Top
Commentary

Brazil's government debt is moderately high and growing

8 Nov 2012 by Jim Fickett.

I am going to put together a “dashboard” page for a few of the key economic indicators for Brazil. This will be by no means full coverage of Brazil's economy, but rather a set of indicators that should tell the direction on key trends and, in particular, give early warning of trouble.

One key indicator is government debt, for which there is a new Reference page. High inflation is typically preceded by excessive government spending (Bernholz, Monetary Regimes and Inflation, 5), and Brazil has a relatively recent history of hyperinflation (Brazil inflation). So any investor exposed to Brazil should keep a careful eye on government debt.

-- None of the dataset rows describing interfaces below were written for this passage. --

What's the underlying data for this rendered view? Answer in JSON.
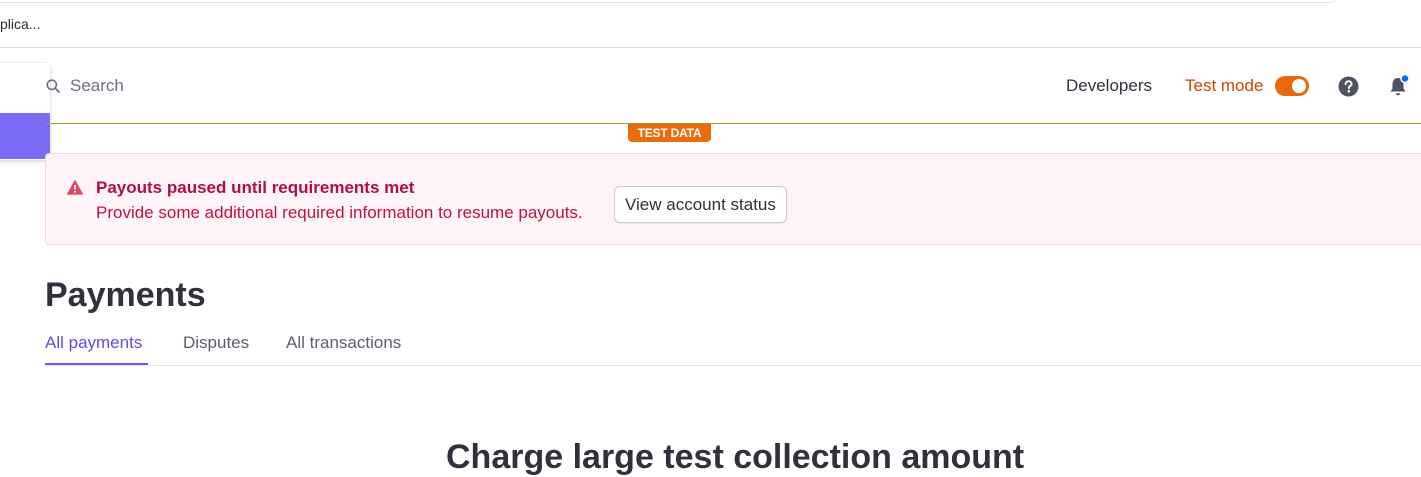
{
  "browser": {
    "bookmark_text": "plica..."
  },
  "header": {
    "search_label": "Search",
    "developers_label": "Developers",
    "test_mode_label": "Test mode",
    "test_mode_enabled": true
  },
  "test_badge": {
    "label": "TEST DATA"
  },
  "alert": {
    "title": "Payouts paused until requirements met",
    "body": "Provide some additional required information to resume payouts.",
    "button_label": "View account status"
  },
  "page": {
    "title": "Payments",
    "tabs": [
      {
        "label": "All payments",
        "active": true
      },
      {
        "label": "Disputes",
        "active": false
      },
      {
        "label": "All transactions",
        "active": false
      }
    ],
    "bottom_heading": "Charge large test collection amount"
  },
  "colors": {
    "accent": "#635bff",
    "test_mode": "#e96d0d",
    "alert_text": "#c0123f",
    "notification_dot": "#0a6cff"
  },
  "icons": {
    "search": "search-icon",
    "help": "help-icon",
    "bell": "bell-icon",
    "alert": "warning-icon"
  }
}
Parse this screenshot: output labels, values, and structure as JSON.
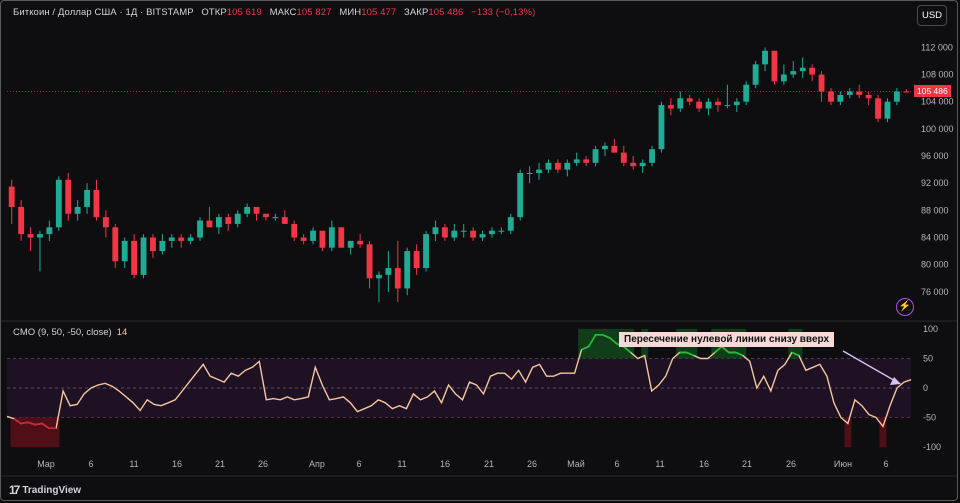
{
  "header": {
    "symbol": "Биткоин / Доллар США · 1Д · BITSTAMP",
    "open_label": "ОТКР",
    "open_value": "105 619",
    "high_label": "МАКС",
    "high_value": "105 827",
    "low_label": "МИН",
    "low_value": "105 477",
    "close_label": "ЗАКР",
    "close_value": "105 486",
    "change": "−133 (−0,13%)",
    "currency_button": "USD"
  },
  "price_tag": "105 486",
  "indicator": {
    "name": "CMO (9, 50, -50, close)",
    "value": "14"
  },
  "annotation": "Пересечение нулевой линии снизу вверх",
  "branding": "TradingView",
  "colors": {
    "up": "#22ab94",
    "down": "#f23645",
    "cmo_line": "#f7c59f",
    "cmo_over": "#1fbf3a",
    "cmo_under": "#d0233a"
  },
  "chart_data": [
    {
      "type": "candlestick",
      "ylim": [
        72000,
        115000
      ],
      "y_ticks": [
        "112 000",
        "108 000",
        "104 000",
        "100 000",
        "96 000",
        "92 000",
        "88 000",
        "84 000",
        "80 000",
        "76 000"
      ],
      "x_ticks": [
        "Мар",
        "6",
        "11",
        "16",
        "21",
        "26",
        "Апр",
        "6",
        "11",
        "16",
        "21",
        "26",
        "Май",
        "6",
        "11",
        "16",
        "21",
        "26",
        "Июн",
        "6"
      ],
      "last_price": 105486,
      "ohlc": [
        [
          91500,
          92500,
          86000,
          88500
        ],
        [
          88500,
          89500,
          83500,
          84500
        ],
        [
          84500,
          85500,
          82000,
          84000
        ],
        [
          84000,
          85000,
          79000,
          84500
        ],
        [
          84500,
          86500,
          83500,
          85500
        ],
        [
          85500,
          93000,
          85000,
          92500
        ],
        [
          92500,
          93500,
          86500,
          87500
        ],
        [
          87500,
          89500,
          86500,
          88500
        ],
        [
          88500,
          92000,
          87500,
          91000
        ],
        [
          91000,
          92500,
          86500,
          87000
        ],
        [
          87000,
          88000,
          84000,
          85500
        ],
        [
          85500,
          86000,
          79500,
          80500
        ],
        [
          80500,
          84000,
          79500,
          83500
        ],
        [
          83500,
          84500,
          78000,
          78500
        ],
        [
          78500,
          84500,
          78000,
          84000
        ],
        [
          84000,
          84500,
          81000,
          82000
        ],
        [
          82000,
          84500,
          81500,
          83500
        ],
        [
          83500,
          84500,
          82500,
          84000
        ],
        [
          84000,
          84500,
          82500,
          83500
        ],
        [
          83500,
          84500,
          83000,
          84000
        ],
        [
          84000,
          87000,
          83500,
          86500
        ],
        [
          86500,
          88500,
          85500,
          85500
        ],
        [
          85500,
          87500,
          84500,
          87000
        ],
        [
          87000,
          87500,
          85000,
          86000
        ],
        [
          86000,
          88000,
          85500,
          87500
        ],
        [
          87500,
          89000,
          87000,
          88500
        ],
        [
          88500,
          88500,
          86500,
          87500
        ],
        [
          87500,
          87500,
          86500,
          87000
        ],
        [
          87000,
          87500,
          86500,
          87000
        ],
        [
          87000,
          88000,
          86000,
          86000
        ],
        [
          86000,
          86500,
          83500,
          84000
        ],
        [
          84000,
          84500,
          83000,
          83500
        ],
        [
          83500,
          85500,
          83000,
          85000
        ],
        [
          85000,
          85000,
          82000,
          82500
        ],
        [
          82500,
          86500,
          82000,
          85500
        ],
        [
          85500,
          85500,
          82500,
          82500
        ],
        [
          82500,
          83500,
          81500,
          83500
        ],
        [
          83500,
          84500,
          82500,
          83000
        ],
        [
          83000,
          83500,
          76500,
          78000
        ],
        [
          78000,
          79000,
          74500,
          78500
        ],
        [
          78500,
          82000,
          76000,
          79500
        ],
        [
          79500,
          83500,
          74500,
          76500
        ],
        [
          76500,
          82500,
          75500,
          82000
        ],
        [
          82000,
          83000,
          78500,
          79500
        ],
        [
          79500,
          85000,
          79000,
          84500
        ],
        [
          84500,
          86500,
          83500,
          85500
        ],
        [
          85500,
          86000,
          83500,
          84000
        ],
        [
          84000,
          86000,
          83500,
          85000
        ],
        [
          85000,
          86000,
          84000,
          85000
        ],
        [
          85000,
          85500,
          83500,
          84000
        ],
        [
          84000,
          85000,
          83500,
          84500
        ],
        [
          84500,
          85500,
          84000,
          85000
        ],
        [
          85000,
          85500,
          84500,
          85000
        ],
        [
          85000,
          87500,
          84500,
          87000
        ],
        [
          87000,
          94000,
          86500,
          93500
        ],
        [
          93500,
          94500,
          92000,
          93500
        ],
        [
          93500,
          95000,
          92500,
          94000
        ],
        [
          94000,
          95500,
          93500,
          95000
        ],
        [
          95000,
          95500,
          93500,
          94000
        ],
        [
          94000,
          95500,
          93000,
          95000
        ],
        [
          95000,
          96500,
          94500,
          95500
        ],
        [
          95500,
          96000,
          94500,
          95000
        ],
        [
          95000,
          97500,
          94500,
          97000
        ],
        [
          97000,
          98000,
          96000,
          97500
        ],
        [
          97500,
          98500,
          96500,
          96500
        ],
        [
          96500,
          97500,
          94500,
          95000
        ],
        [
          95000,
          96000,
          94000,
          94500
        ],
        [
          94500,
          95500,
          93500,
          95000
        ],
        [
          95000,
          97500,
          94500,
          97000
        ],
        [
          97000,
          104000,
          96500,
          103500
        ],
        [
          103500,
          104500,
          102000,
          103000
        ],
        [
          103000,
          105500,
          102500,
          104500
        ],
        [
          104500,
          105000,
          103500,
          104000
        ],
        [
          104000,
          104500,
          102500,
          103000
        ],
        [
          103000,
          104500,
          102000,
          104000
        ],
        [
          104000,
          104500,
          102500,
          103500
        ],
        [
          103500,
          106500,
          103000,
          103500
        ],
        [
          103500,
          104500,
          102500,
          104000
        ],
        [
          104000,
          107000,
          103500,
          106500
        ],
        [
          106500,
          110000,
          106000,
          109500
        ],
        [
          109500,
          112000,
          108500,
          111500
        ],
        [
          111500,
          111500,
          106500,
          107000
        ],
        [
          107000,
          109500,
          106500,
          108000
        ],
        [
          108000,
          110000,
          107500,
          108500
        ],
        [
          108500,
          110500,
          107500,
          109000
        ],
        [
          109000,
          109500,
          107000,
          108000
        ],
        [
          108000,
          108500,
          104000,
          105500
        ],
        [
          105500,
          106000,
          103500,
          104000
        ],
        [
          104000,
          105500,
          103500,
          105000
        ],
        [
          105000,
          106000,
          104500,
          105500
        ],
        [
          105500,
          106500,
          104500,
          105000
        ],
        [
          105000,
          105500,
          103500,
          104500
        ],
        [
          104500,
          105000,
          101000,
          101500
        ],
        [
          101500,
          104500,
          101000,
          104000
        ],
        [
          104000,
          106000,
          103500,
          105500
        ],
        [
          105500,
          105827,
          105477,
          105486
        ]
      ]
    },
    {
      "type": "line",
      "name": "CMO",
      "ylim": [
        -110,
        110
      ],
      "y_ticks": [
        "100",
        "50",
        "0",
        "-50",
        "-100"
      ],
      "levels": [
        100,
        50,
        0,
        -50,
        -100
      ],
      "values": [
        -48,
        -52,
        -60,
        -58,
        -62,
        -60,
        -68,
        -68,
        -5,
        -30,
        -28,
        -10,
        0,
        5,
        8,
        3,
        -5,
        -15,
        -25,
        -38,
        -20,
        -28,
        -30,
        -25,
        -20,
        -5,
        10,
        25,
        40,
        20,
        15,
        10,
        25,
        20,
        30,
        35,
        45,
        -20,
        -18,
        -20,
        -15,
        -20,
        -18,
        -15,
        35,
        5,
        -20,
        -18,
        -15,
        -25,
        -40,
        -35,
        -30,
        -20,
        -25,
        -35,
        -30,
        -35,
        -10,
        -20,
        -15,
        -5,
        -25,
        5,
        -10,
        -20,
        10,
        5,
        -10,
        20,
        25,
        25,
        15,
        30,
        10,
        35,
        40,
        20,
        20,
        25,
        25,
        25,
        65,
        70,
        90,
        90,
        85,
        75,
        70,
        60,
        50,
        55,
        -5,
        5,
        20,
        50,
        60,
        60,
        55,
        50,
        50,
        60,
        70,
        60,
        60,
        55,
        45,
        0,
        20,
        -5,
        30,
        40,
        60,
        55,
        30,
        35,
        40,
        20,
        -25,
        -50,
        -60,
        -20,
        -30,
        -45,
        -50,
        -65,
        -30,
        0,
        10,
        14
      ]
    }
  ]
}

The right measure to use is general government gross debt. “General government” means that state as well as central government debt is included. That is important to avoid the mistake so many people made with Spain, of not realizing debt was high because many large programs, such as health care, are administered at the regional level, and so a great deal of debt that many didn't notice accumulated in the regions. Using gross rather than net debt avoids the error of counting assets but not liabilities of peripheral government entities like pension trust funds (Gross vs net government debt -- a tedious topic with important practical consequences).

Brazil's general government gross debt stands at about 60% of GDP.

(Data are from the IMF via the Fred system at the St. Louis Fed. The graph was generated by Fred.)

This compares favorably with the US and many European countries, where the comparable number is in the neighborhood of 100%, or Japan, where it is around 200%. So there is probably no immediate cause for concern. Nevertheless, 60% of GDP is substantial, and the number is rising. Further, the number is rising not only because of recent stimulus actions, but also because Lula, the previous president, increased real government spending by 50%, and these were mainly long-term commitments like pensions (Brazil -- unsustainable spending, still-high inflation). So it is quite possible that government debt will continue to rise substantially. Thus the need to keep an eye on it.